Taking the JSE to Katlehong

JSE-and-EasyEquities-Katlehong
/

A final year student at Wits University recently enlisted my help as an EasyEquities brand ambassador to help him along his mission of getting more students in his hometown to be more financially empowered. Having been part of the JSE Investment Challenge since 2012, Bheki Twala is on a mission, with the help of EasyEquities (as well as Standard Bank) to further educate the youth in Katlehong about investing and wealth creation. The plan had been to have Standard Bank emphasise the value in creating a culture of saving, while EasyEquities underpinned the merit in investing. What we came to find in the Jozi-east township was intense.

We started our journey unsure of what the reception would to our financial literacy tour would be like.

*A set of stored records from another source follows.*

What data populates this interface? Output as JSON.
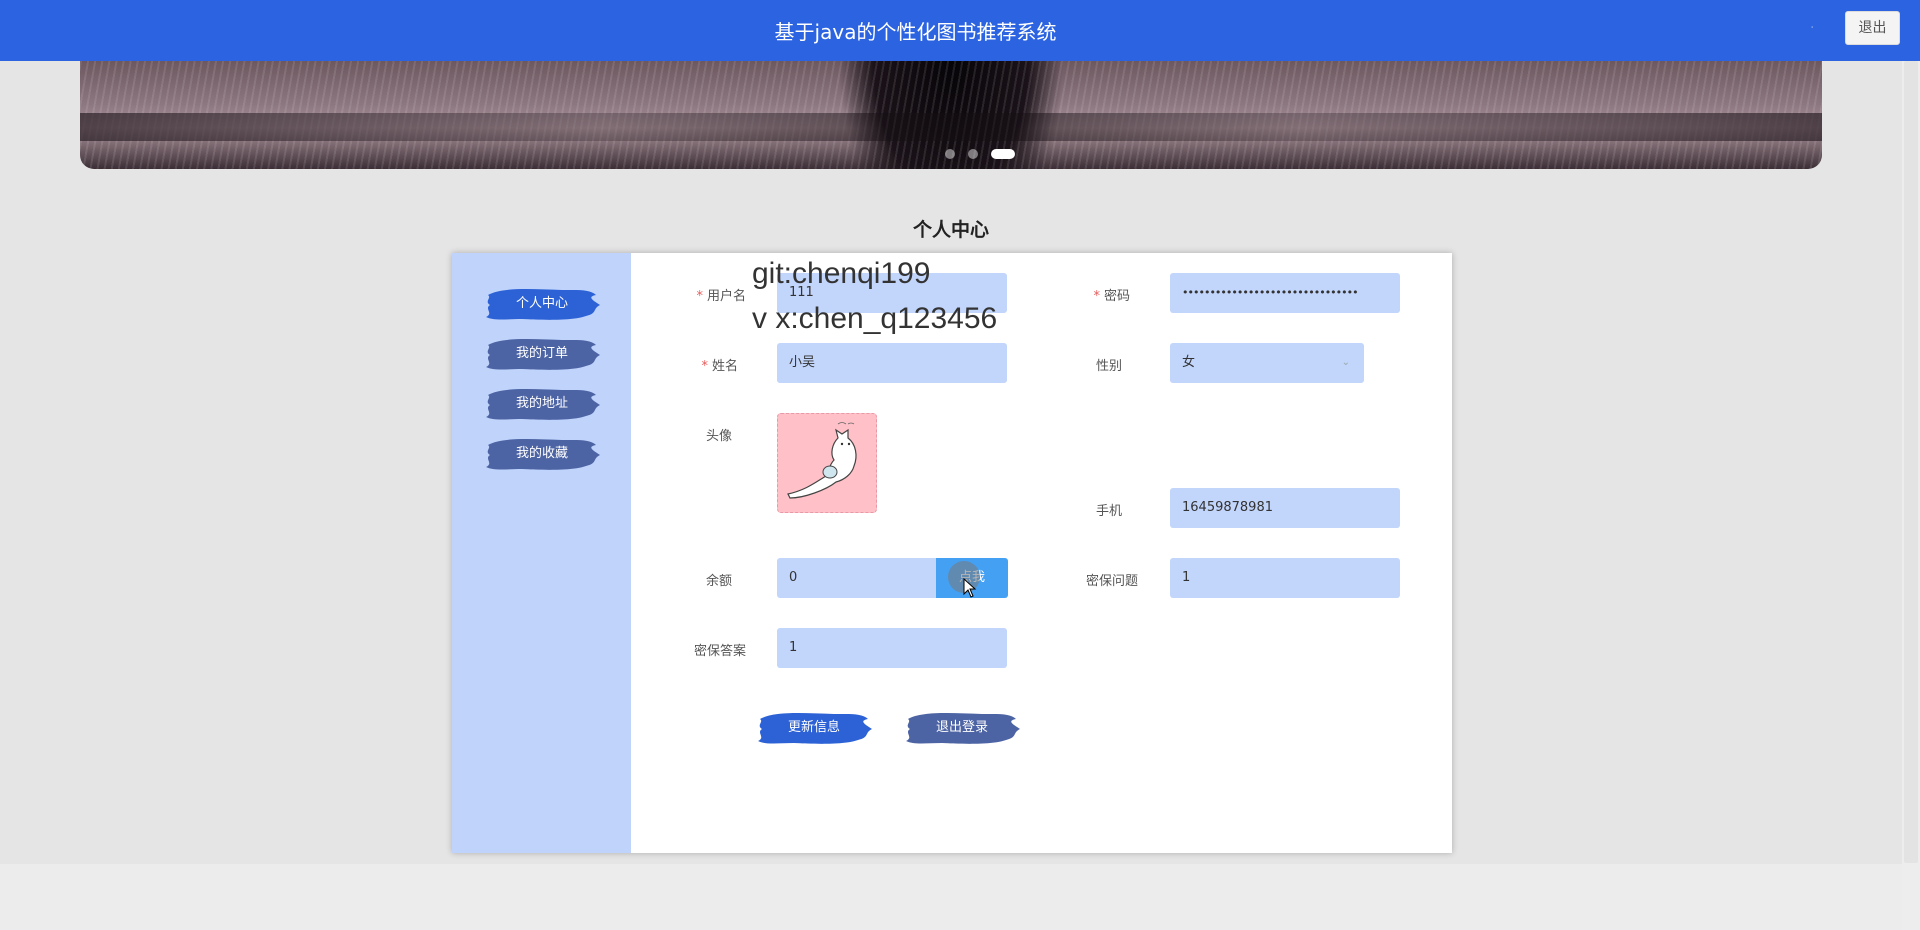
{
  "header": {
    "title": "基于java的个性化图书推荐系统",
    "logout_label": "退出"
  },
  "colors": {
    "primary": "#2b63e1",
    "sidebar_bg": "#bfd3fb",
    "field_bg": "#c2d5fb",
    "brush_active": "#2c62d6",
    "brush_inactive": "#4c63a4"
  },
  "banner": {
    "carousel_dots": 3,
    "active_dot": 3
  },
  "section_title": "个人中心",
  "sidebar": {
    "items": [
      {
        "label": "个人中心",
        "active": true
      },
      {
        "label": "我的订单",
        "active": false
      },
      {
        "label": "我的地址",
        "active": false
      },
      {
        "label": "我的收藏",
        "active": false
      }
    ]
  },
  "form": {
    "username": {
      "label": "用户名",
      "value": "111",
      "required": true
    },
    "password": {
      "label": "密码",
      "value": "••••••••••••••••••••••••••••••••",
      "required": true
    },
    "name": {
      "label": "姓名",
      "value": "小吴",
      "required": true
    },
    "gender": {
      "label": "性别",
      "value": "女"
    },
    "avatar": {
      "label": "头像"
    },
    "phone": {
      "label": "手机",
      "value": "16459878981"
    },
    "balance": {
      "label": "余额",
      "value": "0",
      "recharge_label": "点我"
    },
    "security_question": {
      "label": "密保问题",
      "value": "1"
    },
    "security_answer": {
      "label": "密保答案",
      "value": "1"
    }
  },
  "actions": {
    "update_label": "更新信息",
    "logout_label": "退出登录"
  },
  "watermark": {
    "line1": "git:chenqi199",
    "line2": "v x:chen_q123456"
  }
}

Equipped with R50 vouchers (from Easy) and schoolbags from Standard Bank, I wondered if our bribing of the students to get their attention would do the trick. I then figured that perhaps they would need to be given exorbitant figures (return on investment, and savings projections) to wet their collective appetites. And on the drive to Katlehong I further wrestled with the insecurity of whether we had enough incentive to grab and hold their attention.

I couldn't have been more wrong. I had grossly underestimated the youth of Katlehong.

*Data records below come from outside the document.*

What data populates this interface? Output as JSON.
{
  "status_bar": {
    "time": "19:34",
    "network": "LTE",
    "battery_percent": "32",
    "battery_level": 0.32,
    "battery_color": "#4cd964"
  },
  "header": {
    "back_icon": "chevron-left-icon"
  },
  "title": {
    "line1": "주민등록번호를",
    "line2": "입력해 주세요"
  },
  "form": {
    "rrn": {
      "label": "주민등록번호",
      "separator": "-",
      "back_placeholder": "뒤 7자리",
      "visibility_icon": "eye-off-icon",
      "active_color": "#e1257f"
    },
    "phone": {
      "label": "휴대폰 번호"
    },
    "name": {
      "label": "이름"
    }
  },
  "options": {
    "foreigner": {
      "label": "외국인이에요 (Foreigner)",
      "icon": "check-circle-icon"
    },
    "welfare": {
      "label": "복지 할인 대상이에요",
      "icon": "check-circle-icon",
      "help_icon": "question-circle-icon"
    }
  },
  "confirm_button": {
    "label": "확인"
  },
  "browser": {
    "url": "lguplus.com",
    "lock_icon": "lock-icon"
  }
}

The reality is that township schools generally do not have the same teaching resources at their disposal as private schools. Most of the kids we visited did not have their own email addresses, and no, we didn’t take a poll to get the exact figures. Nor did most of them believe, at least initially, that they would even be allowed to invest on the Johannesburg Stock Exchange. The finance industry as a whole still has a long way to go toward actually being inclusive and educating people outside of Sandton about the possibilities at their disposal. 

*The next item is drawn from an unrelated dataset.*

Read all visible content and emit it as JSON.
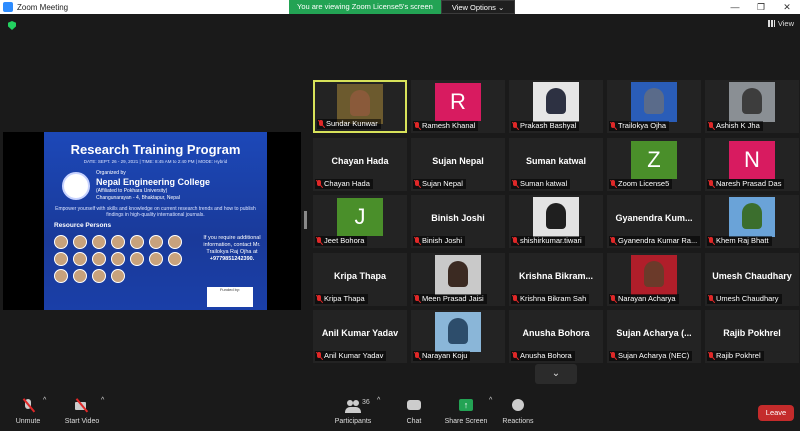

What happened next shocked me out of my own privileged slumber. I asked the students which of the following two options is cooler: buying clothes from Woolies, versus being a shareholder in Woolworths. Each time, the class roared in favour of being a shareholder. That’s when it hit me.

Everyone understands the power of money, just not everyone understands that they also have access to that power. The students understood that as a consumer you relinquish that power with each consumable transaction, and that you gain that power back with each stake you acquire as an investor.

Then the real fun began.
Students grilled me on capital gains, dividends, and why I to cut the rest of the class out of my selfie.
Selfie-koKatlehong-1

The real story here is not just about how EasyEquities will grow its most passionate community from the classrooms of under-resourced students. They’re bright, and have got drive and ambition. They would have found out about EasyEquities and investing in the stock markets one way or another. 

The real gem here is Bheki, and those just like him.
His community was invested in him, and the youth are reaping the dividends.

He invested his time and know-how right back into the community that made him. I’ve written and read stories from our Easy community about clients and investment champions going back home to do the same. The finance industry should aim to address the infrastructures that make it nearly impossible to participate in such spaces. Also, data has got to fall. Bheki has made realise that just as important are the seeds we can plant in the meantime. In the words of the over-quoted Warren Buffett: "Someone is sitting in the shade today, because someone planted a tree a long time ago." 

 

Standwa Portrait-1
@standwanongauza

Twitter icon  instagram-icon_1057-2227

SEARCH ALL BLOGS